Through his own show, Aziz demonstrated that he knew better. But that didn’t stop him at any point. Again, maybe he truly thought he was doing enough and he still just has a lot left to learn. Unlike the man masturbating on the subway car, I don’t know that this “Internet shaming,” to use Dev’s words, should make it so “he can never get a job again.” But I also don’t think that we as viewers, to use Derek’s words, should feel obligated to “give a nice guy a shot.” The Master of None star is similarly not obligated to release any further statement apologizing to his fans or recommitting himself to learning about freely-given consent.
But, as a self-proclaimed feminist and Time’s Up supporter, he has a unique opportunity to address and begin further conversations about consent, the miscommunications that can come with trying to attain it, and how to clear them up at a grand scale. There’s even space to do this in his work, assuming that this time he’s ready and able to hold himself to the same standards that his narratives ask of his character. But personally, until I know that he’s truly reflected on his own actions, where he failed to get a “yes” instead of avoiding or ignoring a “no,” and how he can avoid making those same mistakes in the future, I don’t know that I’ll tune in again to any of his work.
To be frank, his track record isn’t encouraging, especially surrounding his refusal to speak on the sexual misconduct revelations about Louis C.K.. The comedian was once his co-star on Parks and Recreation and allegedly his occasional mentor, as well — and that real-life story is mirrored in another one of his Master of None episodes, season two’s “Buona Notte.” Again, he’s under no obligation to the public to take on the responsibility of addressing those issues.

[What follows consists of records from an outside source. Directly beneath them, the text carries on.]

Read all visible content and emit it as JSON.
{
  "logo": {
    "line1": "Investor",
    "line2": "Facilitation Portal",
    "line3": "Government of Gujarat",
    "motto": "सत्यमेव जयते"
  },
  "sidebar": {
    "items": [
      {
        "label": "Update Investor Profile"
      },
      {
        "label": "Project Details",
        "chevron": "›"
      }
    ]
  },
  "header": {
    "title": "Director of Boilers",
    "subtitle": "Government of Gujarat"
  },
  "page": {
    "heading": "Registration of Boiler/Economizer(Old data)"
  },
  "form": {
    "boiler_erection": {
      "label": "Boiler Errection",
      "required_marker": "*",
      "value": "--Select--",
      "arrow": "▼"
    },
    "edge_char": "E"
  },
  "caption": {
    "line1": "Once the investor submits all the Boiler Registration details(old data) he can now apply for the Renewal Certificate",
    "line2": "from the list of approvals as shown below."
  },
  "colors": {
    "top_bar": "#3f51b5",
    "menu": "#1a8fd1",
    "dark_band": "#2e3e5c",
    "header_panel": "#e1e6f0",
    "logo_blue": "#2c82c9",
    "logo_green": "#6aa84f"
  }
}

But considering how he positions himself as an advocate, it seems like a major misstep to specifically avoid doing so.
Deal of the DayRock Out in This Stunning Camo Jacket — On Sale for 59% Off View Deal
In a side plot of “Ladies and Gentlemen,” Dev listens to his female costars on a commercial complain about the sexism they experience in their lives. The same evening, he realizes and discusses the commercial’s own sexist narrative with the director. When he arrives on set the next morning, he discovers that the commercial has been rewritten to right that wrong — and that the role he played was no longer included. The character is frustrated to learn that striving for equality might mean he loses out on some opportunities he was previously offered at women’s expense. But his female costars are so grateful for the gesture that they buy him a cake. “It’s really nice that you tried to see it from our perspective,” they tell him.
I hope Aziz tries to see this encounter, and the ensuing discussion and backlash, from Grace’s perspective. But if he expects a cake and a thank you for it every time, well, that only happens in fiction.
Have a tip? Send it to us! Email In Touch at firstname.lastname@example.org.